A photograph shows a child apparently being attacked by a snake as cameramen stand by and film without helping the young victim. One version of the photo shows a National Geographic logo. Is this photo real or is it a hoax?
It is a film which dramatized an attack.
The photo is actually a still photo from the Discovery Channel series Nature’s Deadliest which aired in 2008. This specific scene is from episode 4 entitled Africa 2. The scene actually shows a girl – not a boy as many readers assume. The girl is attacked by an African Rock Python and her friend runs to get help. A man comes to assist, fights the snake off of the girl, only to have the snake turn on him. The man is then killed in the attack.
To reiterate, the entire scene is merely a dramatization and did not actually happen. Below are a couple of screen shots taken from the same episode of Nature’s Deadliest.
The show began with a disclaimer that the episode may be disturbing to some viewers.
First, let’s take a look at the photo which has been circulated since around 2010. The photo is often accompanied by angry commentary covering topics such as class and racial warfare. What is perhaps missed in the discussion, aside from the fact that the scene is a work of fiction, is that it shows a white man dying while rescuing the child. It should also be noted that National Geographic had nothing to do with this show, and the logo was apparently superimposed on the graphic later.
The second scene of the film shows a man coming to rescue the girl. He is able to successfully pull the snake off of the girl.
Things then go wrong for the rescuer as the snake then focuses its attack on the man and kills him.
Discovery included the following disclaimer at the beginning of the show:
The image showing a child being attacked by a snake while photographers watch is a disturbing scene.

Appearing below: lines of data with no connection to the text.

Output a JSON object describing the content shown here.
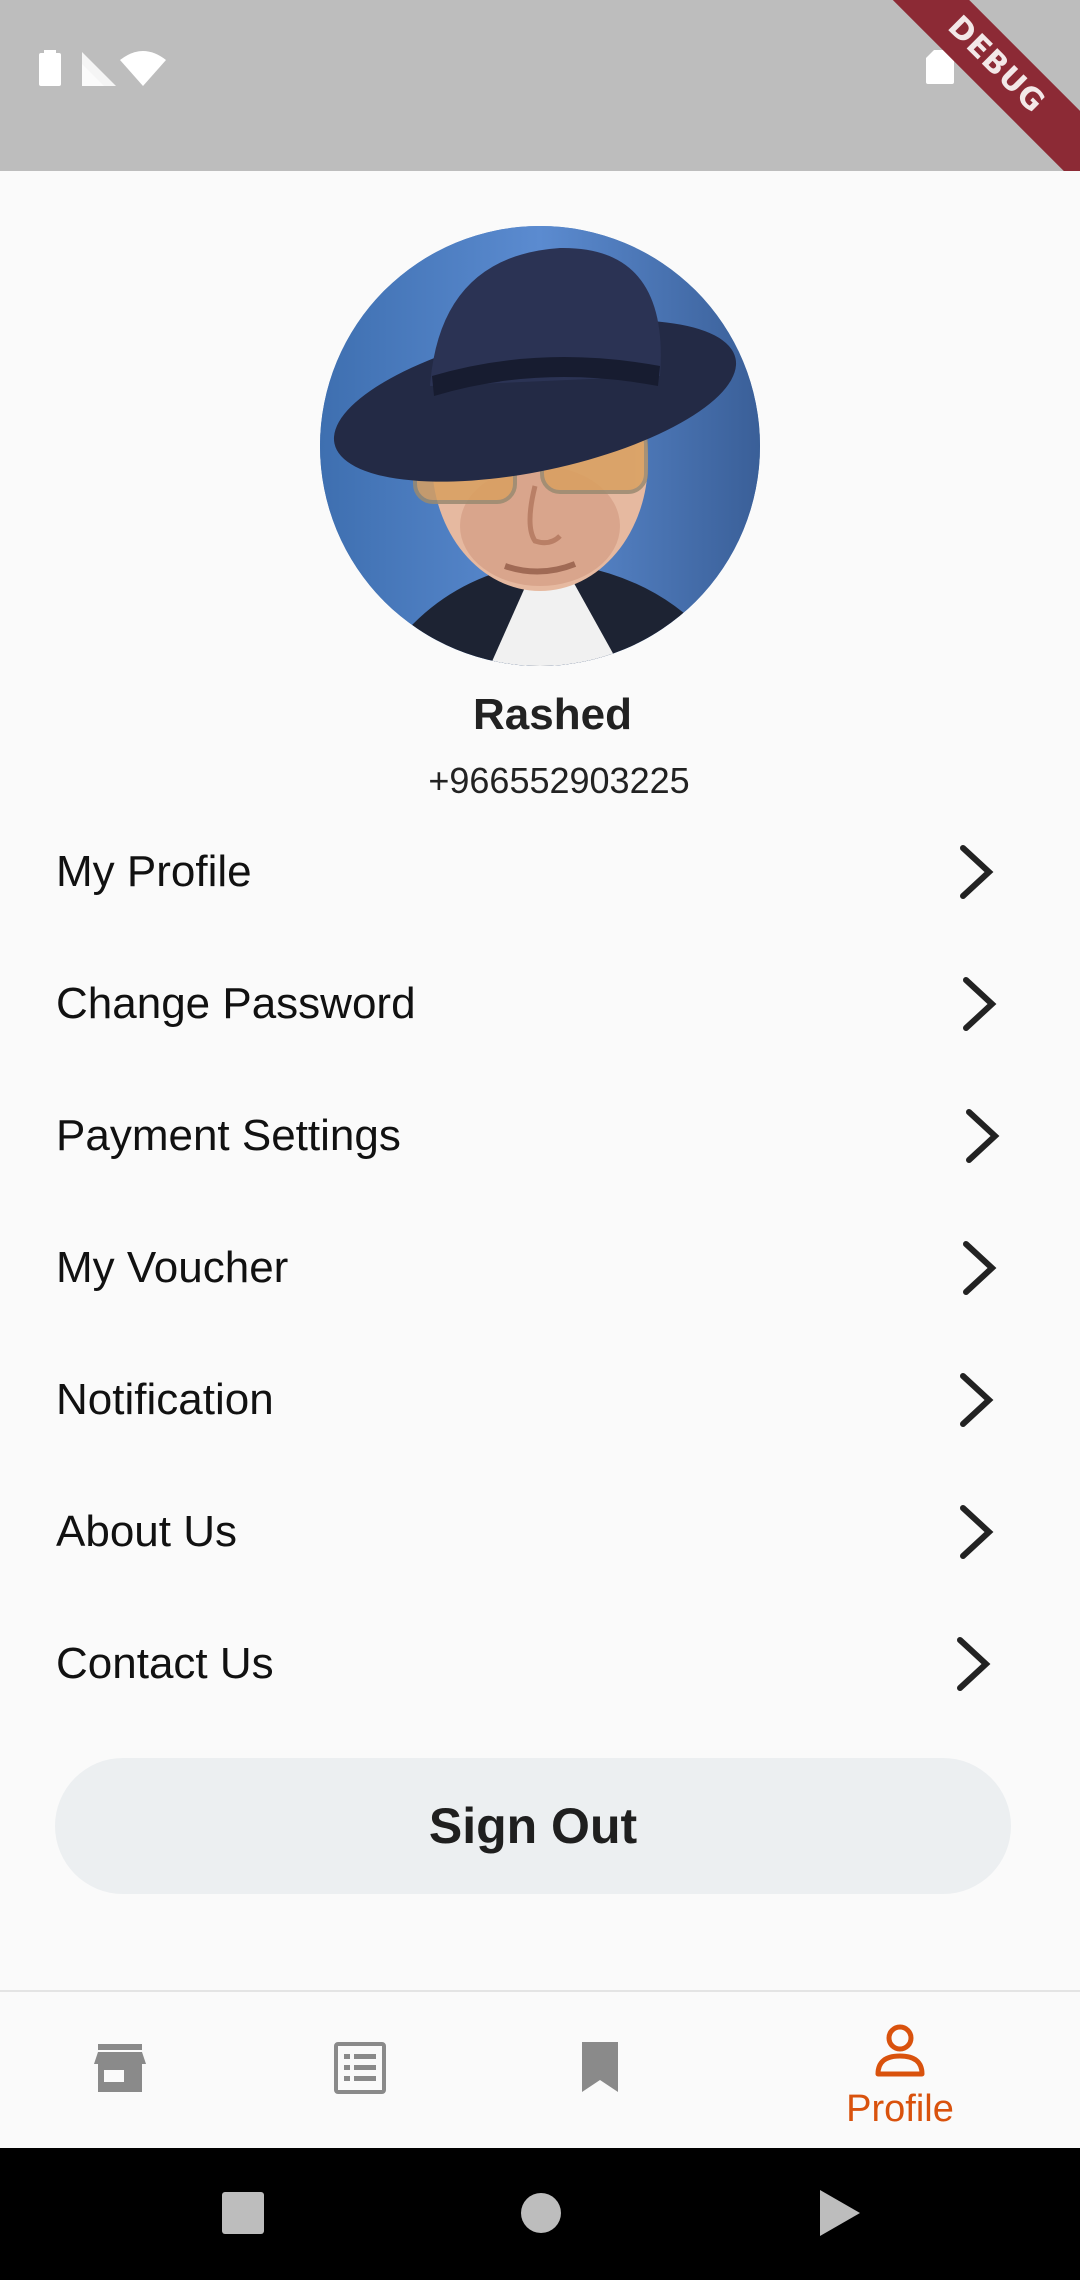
{
  "status_bar": {
    "debug_banner": "DEBUG",
    "icons": [
      "battery-icon",
      "signal-icon",
      "wifi-icon",
      "sd-card-icon",
      "notification-icon"
    ]
  },
  "profile": {
    "name": "Rashed",
    "phone": "+966552903225",
    "avatar": "user-photo"
  },
  "menu": [
    {
      "label": "My Profile"
    },
    {
      "label": "Change Password"
    },
    {
      "label": "Payment Settings"
    },
    {
      "label": "My Voucher"
    },
    {
      "label": "Notification"
    },
    {
      "label": "About Us"
    },
    {
      "label": "Contact Us"
    }
  ],
  "sign_out_label": "Sign Out",
  "bottom_nav": {
    "items": [
      {
        "icon": "store-icon",
        "label": "",
        "active": false
      },
      {
        "icon": "list-icon",
        "label": "",
        "active": false
      },
      {
        "icon": "bookmark-icon",
        "label": "",
        "active": false
      },
      {
        "icon": "person-icon",
        "label": "Profile",
        "active": true
      }
    ],
    "active_color": "#d9520d",
    "inactive_color": "#8a8a8a"
  },
  "system_nav": {
    "icons": [
      "recents-icon",
      "home-icon",
      "back-icon"
    ]
  }
}
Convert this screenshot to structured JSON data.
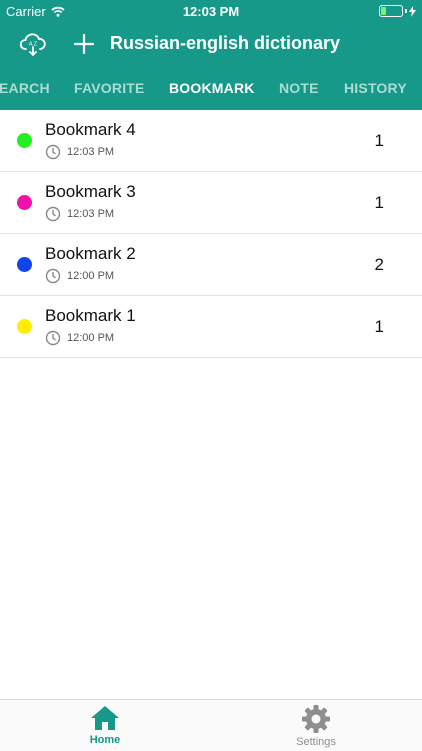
{
  "status_bar": {
    "carrier": "Carrier",
    "time": "12:03 PM"
  },
  "app_bar": {
    "title": "Russian-english dictionary",
    "icons": [
      "cloud-download-icon",
      "plus-icon"
    ]
  },
  "tabs": [
    {
      "label": "EARCH",
      "active": false
    },
    {
      "label": "FAVORITE",
      "active": false
    },
    {
      "label": "BOOKMARK",
      "active": true
    },
    {
      "label": "NOTE",
      "active": false
    },
    {
      "label": "HISTORY",
      "active": false
    }
  ],
  "bookmarks": [
    {
      "title": "Bookmark 4",
      "time": "12:03 PM",
      "count": "1",
      "color": "#22ee22"
    },
    {
      "title": "Bookmark 3",
      "time": "12:03 PM",
      "count": "1",
      "color": "#ee11aa"
    },
    {
      "title": "Bookmark 2",
      "time": "12:00 PM",
      "count": "2",
      "color": "#1144ee"
    },
    {
      "title": "Bookmark 1",
      "time": "12:00 PM",
      "count": "1",
      "color": "#ffee00"
    }
  ],
  "bottom_nav": {
    "home": {
      "label": "Home",
      "icon": "home-icon",
      "active": true
    },
    "settings": {
      "label": "Settings",
      "icon": "gear-icon",
      "active": false
    }
  },
  "colors": {
    "primary": "#17998a",
    "tab_inactive": "#a8dcd4",
    "divider": "#e4e4e4"
  }
}
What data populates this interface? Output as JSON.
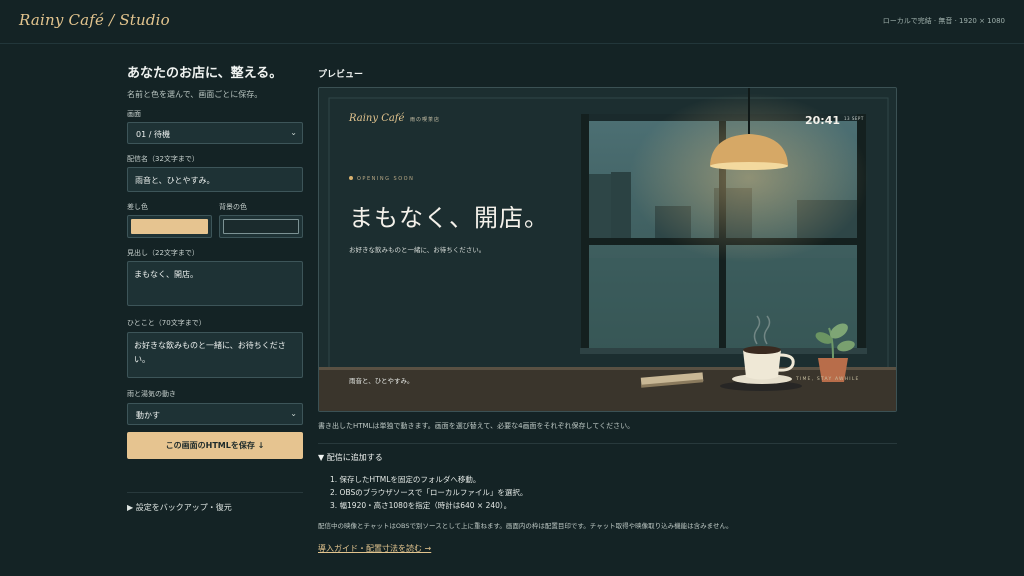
{
  "app": {
    "brand": "Rainy Café / Studio",
    "top_note": "ローカルで完結 · 無音 · 1920 × 1080"
  },
  "form": {
    "heading": "あなたのお店に、整える。",
    "subheading": "名前と色を選んで、画面ごとに保存。",
    "screen_label": "画面",
    "screen_value": "01 / 待機",
    "stream_name_label": "配信名（32文字まで）",
    "stream_name_value": "雨音と、ひとやすみ。",
    "accent_label": "差し色",
    "accent_color": "#e6c490",
    "bg_label": "背景の色",
    "bg_color": "#1b2b2d",
    "headline_label": "見出し（22文字まで）",
    "headline_value": "まもなく、開店。",
    "message_label": "ひとこと（70文字まで）",
    "message_value": "お好きな飲みものと一緒に、お待ちください。",
    "motion_label": "雨と湯気の動き",
    "motion_value": "動かす",
    "save_button": "この画面のHTMLを保存 ↓",
    "backup_label": "▶ 設定をバックアップ・復元"
  },
  "preview": {
    "title": "プレビュー",
    "brand": "Rainy Café",
    "brand_sub": "雨の喫茶店",
    "time": "20:41",
    "date": "13 SEPT",
    "opening": "OPENING SOON",
    "headline": "まもなく、開店。",
    "message": "お好きな飲みものと一緒に、お待ちください。",
    "footer": "雨音と、ひとやすみ。",
    "tagline": "TIME, STAY AWHILE"
  },
  "notes": {
    "standalone": "書き出したHTMLは単独で動きます。画面を選び替えて、必要な4画面をそれぞれ保存してください。",
    "add_title": "▼ 配信に追加する",
    "steps": [
      "1. 保存したHTMLを固定のフォルダへ移動。",
      "2. OBSのブラウザソースで「ローカルファイル」を選択。",
      "3. 幅1920・高さ1080を指定（時計は640 × 240）。"
    ],
    "overlay_note": "配信中の映像とチャットはOBSで別ソースとして上に重ねます。画面内の枠は配置目印です。チャット取得や映像取り込み機能は含みません。",
    "guide_link": "導入ガイド・配置寸法を読む →"
  },
  "colors": {
    "page_bg": "#142325",
    "accent": "#e6c490",
    "panel": "#1e3235"
  },
  "icons": [
    "chevron-down-icon",
    "chevron-down-icon"
  ]
}
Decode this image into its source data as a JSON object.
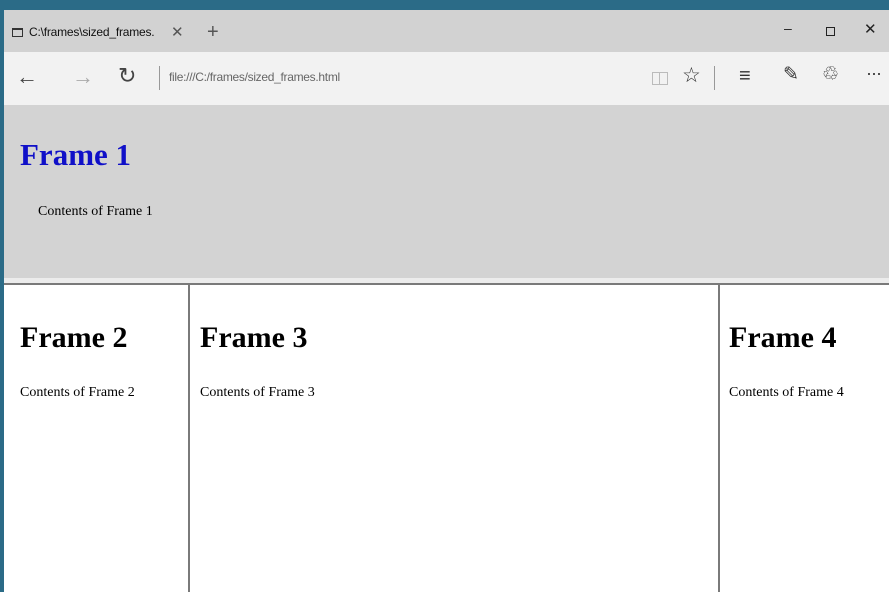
{
  "browser": {
    "tab": {
      "title": "C:\\frames\\sized_frames.",
      "close_glyph": "✕",
      "icon": "page-icon"
    },
    "new_tab_glyph": "+",
    "window_controls": {
      "minimize": "–",
      "close": "✕"
    },
    "nav": {
      "back_glyph": "←",
      "forward_glyph": "→",
      "refresh_glyph": "↻",
      "address": "file:///C:/frames/sized_frames.html",
      "favorite_glyph": "☆",
      "hub_glyph": "≡",
      "note_glyph": "✎",
      "share_glyph": "♲",
      "more_glyph": "···"
    }
  },
  "frames": {
    "frame1": {
      "title": "Frame 1",
      "text": "Contents of Frame 1",
      "background": "#d3d3d3",
      "title_color": "#1010c8"
    },
    "frame2": {
      "title": "Frame 2",
      "text": "Contents of Frame 2"
    },
    "frame3": {
      "title": "Frame 3",
      "text": "Contents of Frame 3"
    },
    "frame4": {
      "title": "Frame 4",
      "text": "Contents of Frame 4"
    }
  },
  "colors": {
    "window_border": "#2b6b87",
    "tabstrip": "#d2d2d2",
    "navbar": "#f2f2f2"
  }
}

The photo, however, is taken out of context and merely shows a scene being filmed. The show in question may be available online, as it was available for instant streaming on Netflix as recently as 2013.